Allan said he did not agree with the ways the wildfires were handled.

“The ones that were successful were the ones that lived around the area that really put up the fight,” he added.

Just Posted

North Okanagan business Hytec Kohler set up a COVID-19 vaccination clinic at the Spallumcheen plant Friday, May 14. (Jennifer Smith - Morning Star)
More than half of eligible adults in Interior Health vaccinated

Over 365,000 vaccine doses have been administered throughout the Interior Health region

Crews work to repair Horsefly Road east of Williams Lake . (Ministry of Transportation video)
MoTI activates district operations centre, response to flood damaged roads in Cariboo region

Engineers, experts being pulled from across the province to help

RCMP officers on scene Friday, May 14 off Bond Lake Road on the outskirts of Williams Lake. (Monica Lamb-Yorski photo - Williams Lake Tribune)
Update: Williams Lake RCMP arrest one suspect after firearms incident near Bond Lake Road

Given the severity, suspect is being held in custody for a court appearance

An official naming ceremony for the Nekw7usem Bridge connecting the RC Cotton Trail to Scout Island will take place Monday, May 17 at noon. (Patrick Davies file photo - Williams Lake Tribune)
City, WLFN hosting naming ceremony for Nekw7usem Bridge in Williams Lake

The pedestrian bridge connects the RC Cotton Trail to Scout Island

Patricia Froberg (from left), Pat Mitchell and Dorothy Ouellette enjoy lunch prepared by members of the Old Age Pensioners Organization for St. Patrick’s Day Wednesday afternoon. Today, May 14, the Old Age Pensioners Organization Branch 93 and the Seniors Activity Centre are hosting an Old Fashioned Drive In lunch with car hop service at the SAC parking lot from 11:30 a.m. to 1 p.m. (Greg Sabatino photo - Williams Lake Tribune)
Old Fashioned Drive In Lunch on menu at seniors centre today, May 14

From 11:30 a.m. to 1 p.m., swing on by the SAC parking lot for an Old Fashioned Drive In lunch

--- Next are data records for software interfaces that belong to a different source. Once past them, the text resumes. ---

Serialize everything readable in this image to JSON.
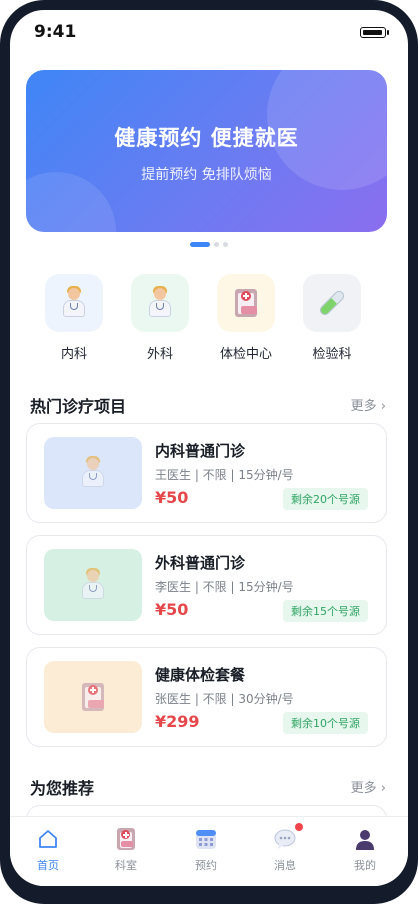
{
  "status_bar": {
    "time": "9:41",
    "battery_level": 0.85
  },
  "banner": {
    "title": "健康预约 便捷就医",
    "subtitle": "提前预约 免排队烦恼",
    "slides": 3,
    "active_slide": 1
  },
  "categories": [
    {
      "label": "内科",
      "icon": "doctor-icon",
      "tint": "#eef4fd"
    },
    {
      "label": "外科",
      "icon": "surgeon-icon",
      "tint": "#eaf8f1"
    },
    {
      "label": "体检中心",
      "icon": "clipboard-icon",
      "tint": "#fff7e6"
    },
    {
      "label": "检验科",
      "icon": "test-tube-icon",
      "tint": "#f0f2f5"
    }
  ],
  "popular": {
    "title": "热门诊疗项目",
    "more": "更多",
    "items": [
      {
        "name": "内科普通门诊",
        "meta": "王医生 | 不限 | 15分钟/号",
        "price": "¥50",
        "badge": "剩余20个号源",
        "thumb_color": "#dce6fb",
        "icon": "doctor-icon"
      },
      {
        "name": "外科普通门诊",
        "meta": "李医生 | 不限 | 15分钟/号",
        "price": "¥50",
        "badge": "剩余15个号源",
        "thumb_color": "#d6f1e4",
        "icon": "surgeon-icon"
      },
      {
        "name": "健康体检套餐",
        "meta": "张医生 | 不限 | 30分钟/号",
        "price": "¥299",
        "badge": "剩余10个号源",
        "thumb_color": "#fcebd5",
        "icon": "clipboard-icon"
      }
    ]
  },
  "recommend": {
    "title": "为您推荐",
    "more": "更多"
  },
  "tabbar": {
    "tabs": [
      {
        "label": "首页",
        "icon": "home-icon",
        "active": true
      },
      {
        "label": "科室",
        "icon": "clipboard-icon",
        "active": false
      },
      {
        "label": "预约",
        "icon": "calendar-icon",
        "active": false
      },
      {
        "label": "消息",
        "icon": "chat-bubble-icon",
        "active": false,
        "badge_dot": true
      },
      {
        "label": "我的",
        "icon": "user-icon",
        "active": false
      }
    ]
  },
  "colors": {
    "accent": "#3f86f6",
    "price": "#e5474b",
    "badge_text": "#2fa463",
    "badge_bg": "#e7f7ee"
  }
}
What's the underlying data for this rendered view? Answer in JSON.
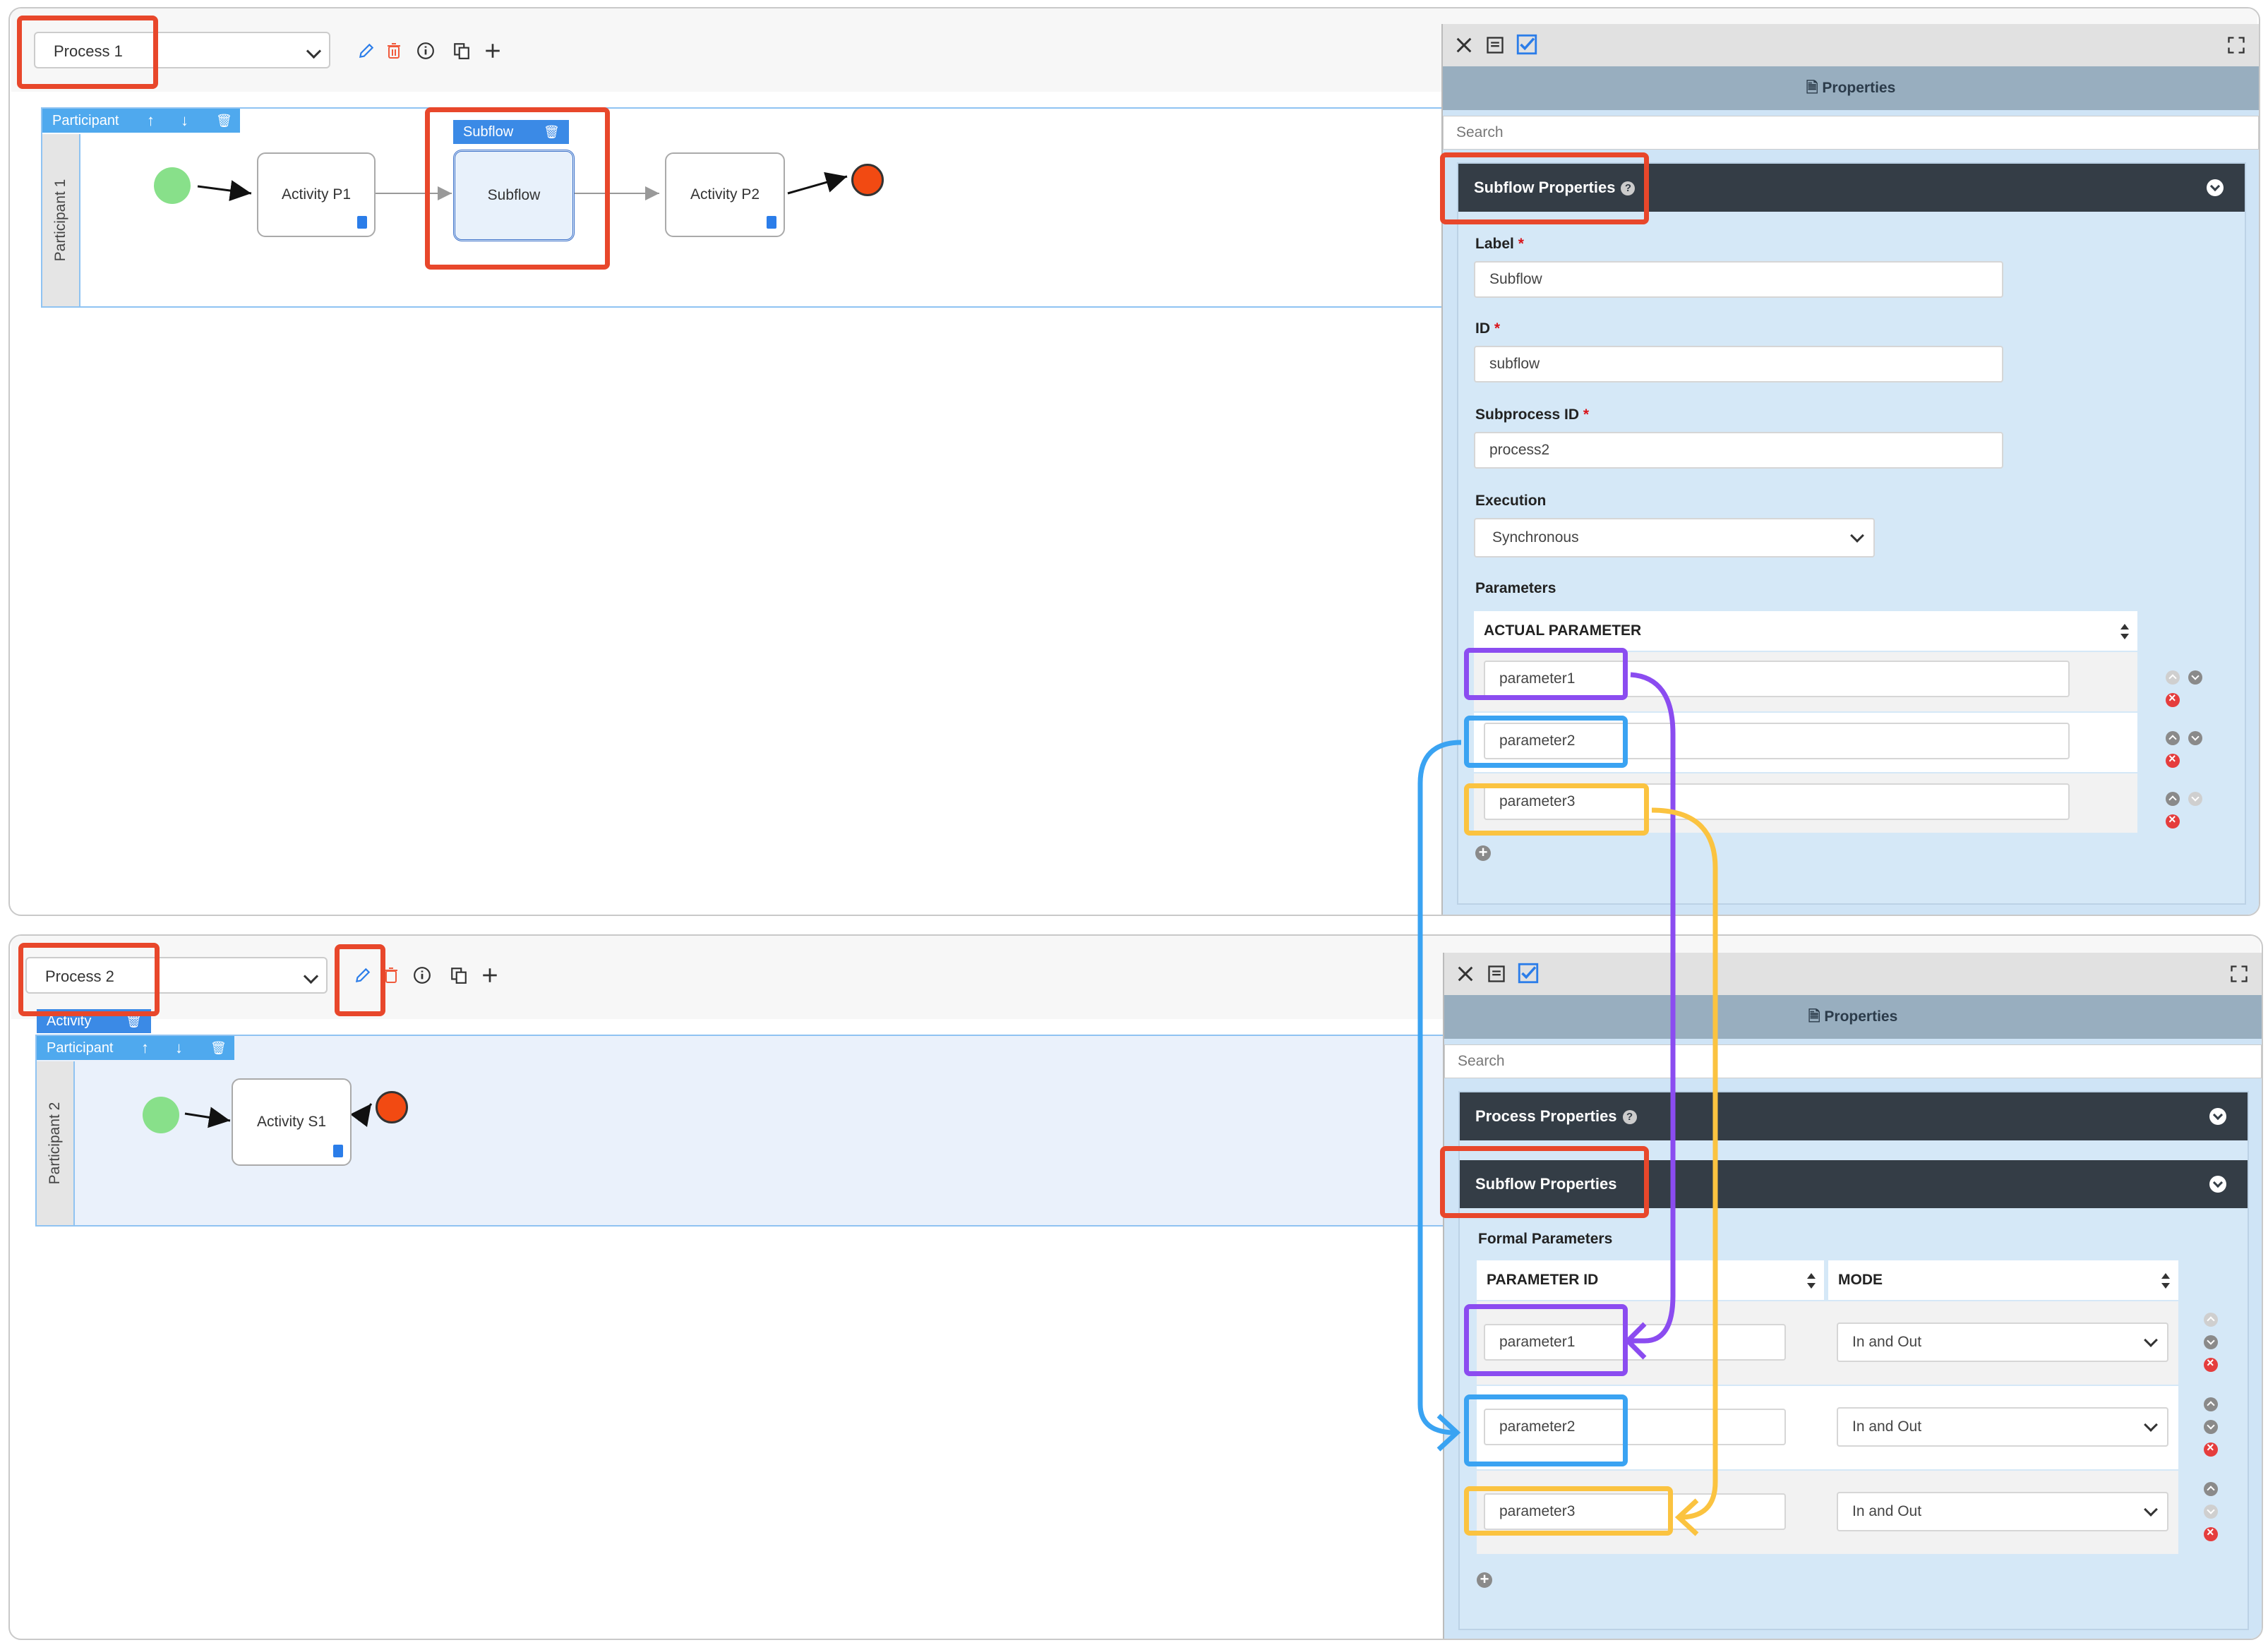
{
  "process1": {
    "selector_value": "Process 1",
    "participant_bar_label": "Participant",
    "lane_label": "Participant 1",
    "subflow_bar_label": "Subflow",
    "nodes": {
      "activity_p1": "Activity P1",
      "subflow": "Subflow",
      "activity_p2": "Activity P2"
    },
    "panel": {
      "title": "Properties",
      "search_placeholder": "Search",
      "section_title": "Subflow Properties",
      "fields": {
        "label_label": "Label",
        "label_value": "Subflow",
        "id_label": "ID",
        "id_value": "subflow",
        "subprocess_label": "Subprocess ID",
        "subprocess_value": "process2",
        "execution_label": "Execution",
        "execution_value": "Synchronous"
      },
      "parameters_label": "Parameters",
      "column_header": "ACTUAL PARAMETER",
      "rows": [
        "parameter1",
        "parameter2",
        "parameter3"
      ]
    }
  },
  "process2": {
    "selector_value": "Process 2",
    "activity_bar_label": "Activity",
    "participant_bar_label": "Participant",
    "lane_label": "Participant 2",
    "nodes": {
      "activity_s1": "Activity S1"
    },
    "panel": {
      "title": "Properties",
      "search_placeholder": "Search",
      "process_section_title": "Process Properties",
      "subflow_section_title": "Subflow Properties",
      "formal_parameters_label": "Formal Parameters",
      "col_param_id": "PARAMETER ID",
      "col_mode": "MODE",
      "rows": [
        {
          "id": "parameter1",
          "mode": "In and Out"
        },
        {
          "id": "parameter2",
          "mode": "In and Out"
        },
        {
          "id": "parameter3",
          "mode": "In and Out"
        }
      ]
    }
  },
  "colors": {
    "highlight_red": "#e8472b",
    "purple": "#8b4cf0",
    "blue": "#3aa3f2",
    "yellow": "#fbc340",
    "panel_blue": "#cfe4f6",
    "header_dark": "#343d46"
  }
}
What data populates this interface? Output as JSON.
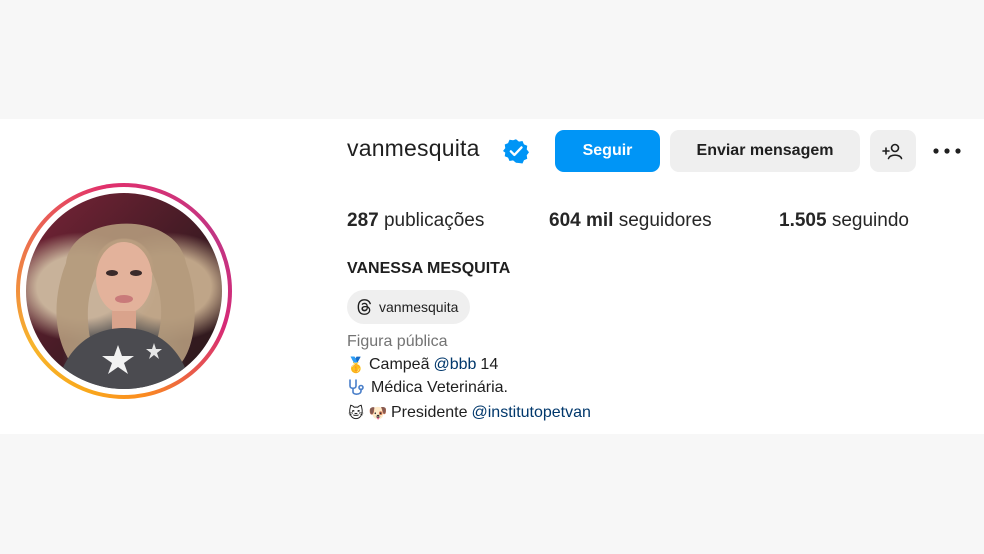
{
  "profile": {
    "username": "vanmesquita",
    "verified": true,
    "full_name": "VANESSA MESQUITA",
    "threads_handle": "vanmesquita",
    "category": "Figura pública"
  },
  "actions": {
    "follow_label": "Seguir",
    "message_label": "Enviar mensagem",
    "suggest_icon": "add-person-icon",
    "more_icon": "more-options-icon"
  },
  "stats": {
    "posts_count": "287",
    "posts_label": "publicações",
    "followers_count": "604 mil",
    "followers_label": "seguidores",
    "following_count": "1.505",
    "following_label": "seguindo"
  },
  "bio": {
    "line1_emoji": "🥇",
    "line1_text": "Campeã",
    "line1_mention": "@bbb",
    "line1_suffix": "14",
    "line2_icon": "stethoscope-icon",
    "line2_text": "Médica Veterinária.",
    "line3_emoji_a": "🐱",
    "line3_emoji_b": "🐶",
    "line3_text": "Presidente",
    "line3_mention": "@institutopetvan"
  },
  "colors": {
    "follow_button": "#0095f6",
    "verified_badge": "#0095f6",
    "mention": "#00376b",
    "secondary_text": "#737373"
  }
}
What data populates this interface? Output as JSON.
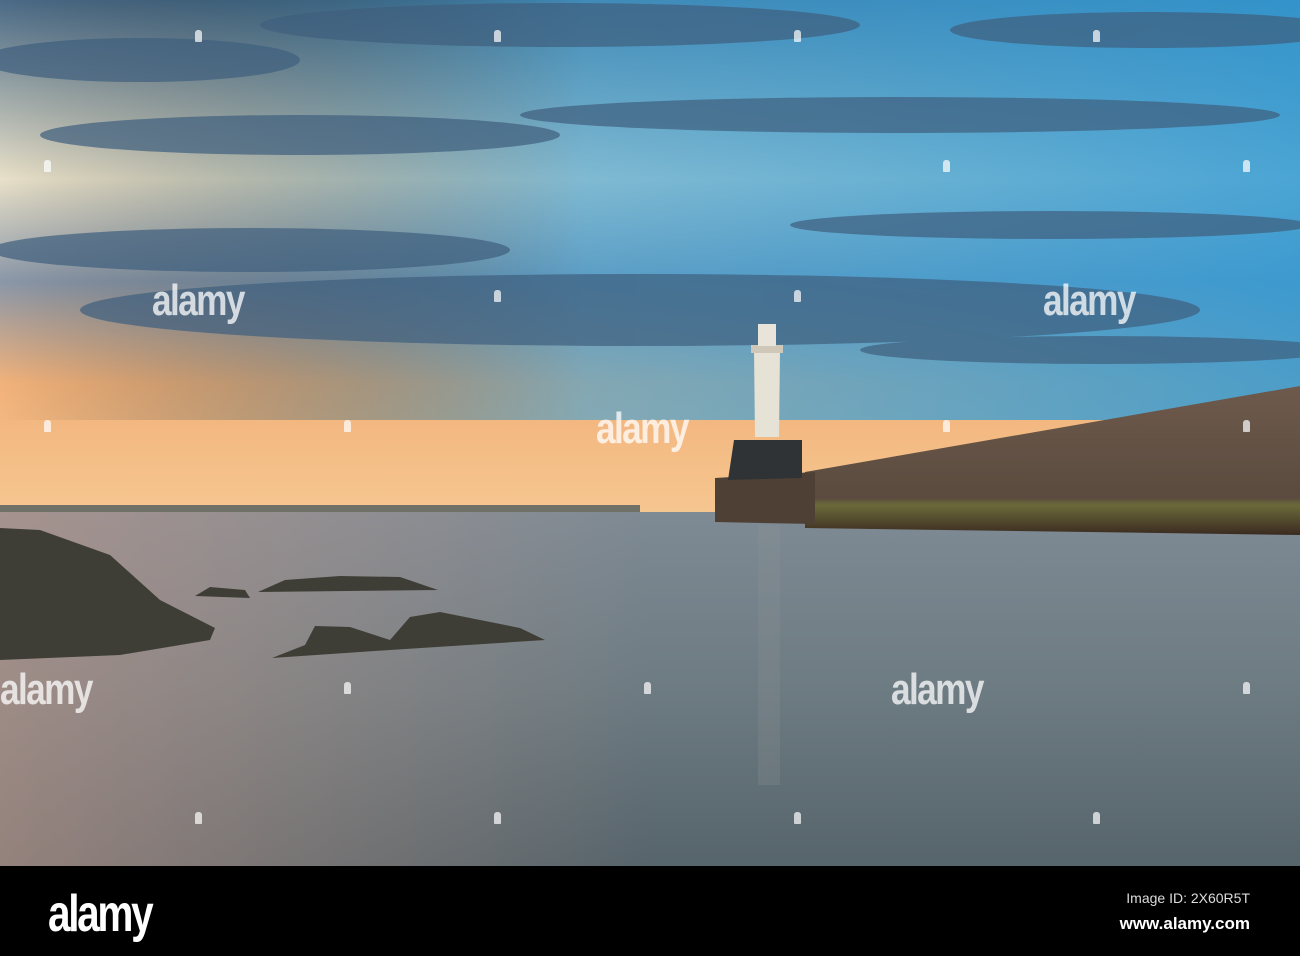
{
  "watermark": "alamy",
  "footer": {
    "logo": "alamy",
    "image_id": "Image ID: 2X60R5T",
    "url": "www.alamy.com"
  },
  "colors": {
    "sky_top": "#4f7c9c",
    "sky_glow": "#f4e0b0",
    "sunset": "#f0b07a",
    "water": "#6f7f86"
  }
}
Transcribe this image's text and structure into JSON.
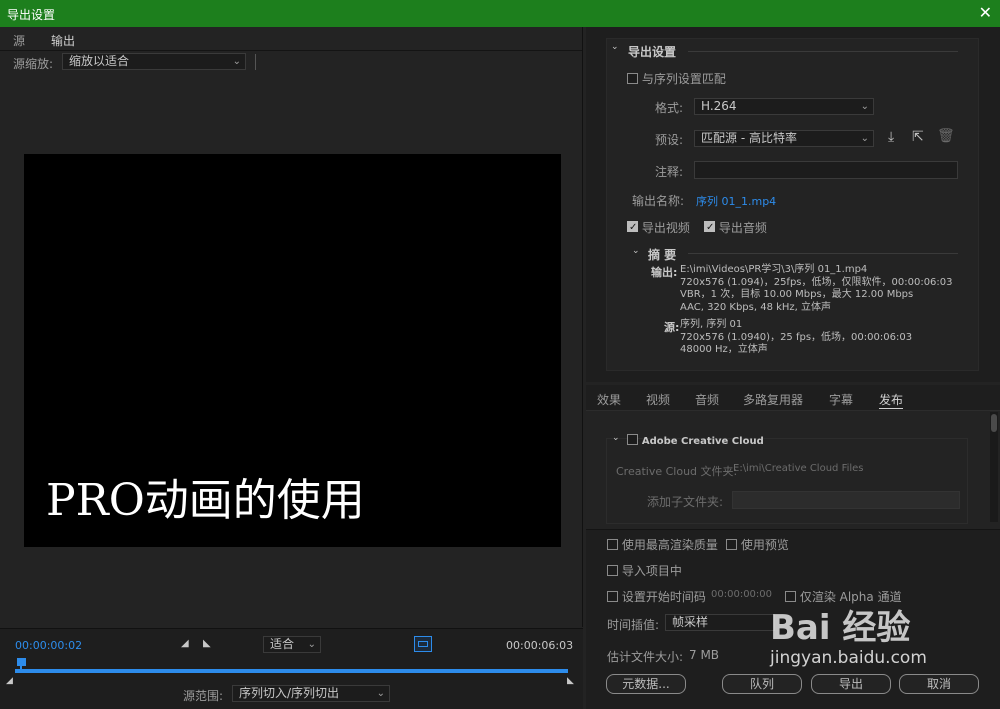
{
  "window": {
    "title": "导出设置",
    "close_icon": "close-icon"
  },
  "left_panel": {
    "tabs": [
      {
        "label": "源"
      },
      {
        "label": "输出"
      }
    ],
    "source_scale": {
      "label": "源缩放:",
      "value": "缩放以适合"
    },
    "preview_text": "PRO动画的使用",
    "timeline": {
      "current_time": "00:00:00:02",
      "duration": "00:00:06:03",
      "fit_value": "适合",
      "playhead_progress": 0.01,
      "source_range_label": "源范围:",
      "source_range_value": "序列切入/序列切出"
    }
  },
  "export_settings": {
    "header": "导出设置",
    "match_sequence": "与序列设置匹配",
    "format_label": "格式:",
    "format_value": "H.264",
    "preset_label": "预设:",
    "preset_value": "匹配源 - 高比特率",
    "comments_label": "注释:",
    "comments_value": "",
    "output_name_label": "输出名称:",
    "output_name_value": "序列 01_1.mp4",
    "export_video": "导出视频",
    "export_audio": "导出音频",
    "summary_header": "摘 要",
    "summary_output_label": "输出:",
    "summary_output_lines": [
      "E:\\imi\\Videos\\PR学习\\3\\序列 01_1.mp4",
      "720x576 (1.094)，25fps，低场，仅限软件，00:00:06:03",
      "VBR，1 次，目标 10.00 Mbps，最大 12.00 Mbps",
      "AAC, 320 Kbps, 48  kHz, 立体声"
    ],
    "summary_source_label": "源:",
    "summary_source_lines": [
      "序列, 序列 01",
      "720x576 (1.0940)，25 fps，低场，00:00:06:03",
      "48000 Hz，立体声"
    ]
  },
  "settings_tabs": [
    {
      "label": "效果"
    },
    {
      "label": "视频"
    },
    {
      "label": "音频"
    },
    {
      "label": "多路复用器"
    },
    {
      "label": "字幕"
    },
    {
      "label": "发布"
    }
  ],
  "publish": {
    "section": "Adobe Creative Cloud",
    "cc_folder_label": "Creative Cloud 文件夹:",
    "cc_folder_value": "E:\\imi\\Creative Cloud Files",
    "subfolder_label": "添加子文件夹:"
  },
  "bottom": {
    "max_render_quality": "使用最高渲染质量",
    "use_previews": "使用预览",
    "import_into_project": "导入项目中",
    "set_start_timecode": "设置开始时间码",
    "start_timecode_value": "00:00:00:00",
    "render_alpha_only": "仅渲染 Alpha 通道",
    "time_interpolation_label": "时间插值:",
    "time_interpolation_value": "帧采样",
    "estimated_size_label": "估计文件大小:",
    "estimated_size_value": "7 MB",
    "metadata_button": "元数据...",
    "queue_button": "队列",
    "export_button": "导出",
    "cancel_button": "取消"
  },
  "watermark": {
    "brand": "Bai 经验",
    "url": "jingyan.baidu.com"
  },
  "colors": {
    "title_bar": "#1d7f1d",
    "accent_blue": "#2d8ceb",
    "panel_bg": "#232323"
  }
}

Daily confirmed COVID-19 cases reported to B.C. public health, seven-day rolling average in white, to May 12, 2021. (B.C. Centre for Disease Control)
B.C. preparing ‘Restart 2.0’ from COVID-19 as June approaches

Daily infections fall below 500 Friday, down to 387 in hospital

Cannabis bought in British Columbia (Ashley Wadhwani/Black Press Media)
Is it time to start thinking about greener ways to package cannabis?

Packaging suppliers are still figuring eco-friendly and affordable packaging options that fit the mandates of Cannabis Regulations

Bradley Priestap in an undated photo provided to the media some time in 2012 by the London Police Service.
Serial sex-offender acquitted of duct tape possession in B.C. provincial court

Ontario sex offender on long-term supervision order was found with one of many ‘rape kit’ items

Rich Coleman, who was responsible for the gaming file off and on from 2001 to 2013, was recalled after his initial testimony to the Cullen Commission last month. (Screenshot)
Coleman questioned over $460K transaction at River Rock during B.C. casinos inquiry

The longtime former Langley MLA was asked about 2011 interview on BC Almanac program

Steven Shearer, <em>Untitled. </em>(Dennis Ha/Courtesy of Steven Shearer)
Vancouver photographer’s billboards taken down after complaints about being ‘disturbing’

‘Context is everything’ when it comes to understanding these images, says visual art professor Catherine Heard

Trina Hunt's remains were found in the Hope area on March 29. Her family is asking the public to think back to the weekend prior to when she went missing. (Photo courtesy of IHIT.)
Cousin of missing woman found in Hope says she won’t have closure until death is solved

Trina Hunt’s family urges Hope residents to check dashcam, photos to help find her killer

Chief Public Health Officer Theresa Tam listens to a question during a news conference, in Ottawa. THE CANADIAN PRESS/Adrian Wyld
Restrictions will lift once 75% of Canadians get 1 shot and 20% are fully immunized, feds say

Federal health officials are laying out their vision of what life could look like after most Canadians are vaccinated against COVID-19

Police are at Ecole Mount Prevost Elementary but the students have been evacuated. (Kevin Rothbauer/Citizen)
Gardener finds buried explosives, sparking evacuation of Cowichan school

Students removed from school in an ‘abundance of caution’

Most Read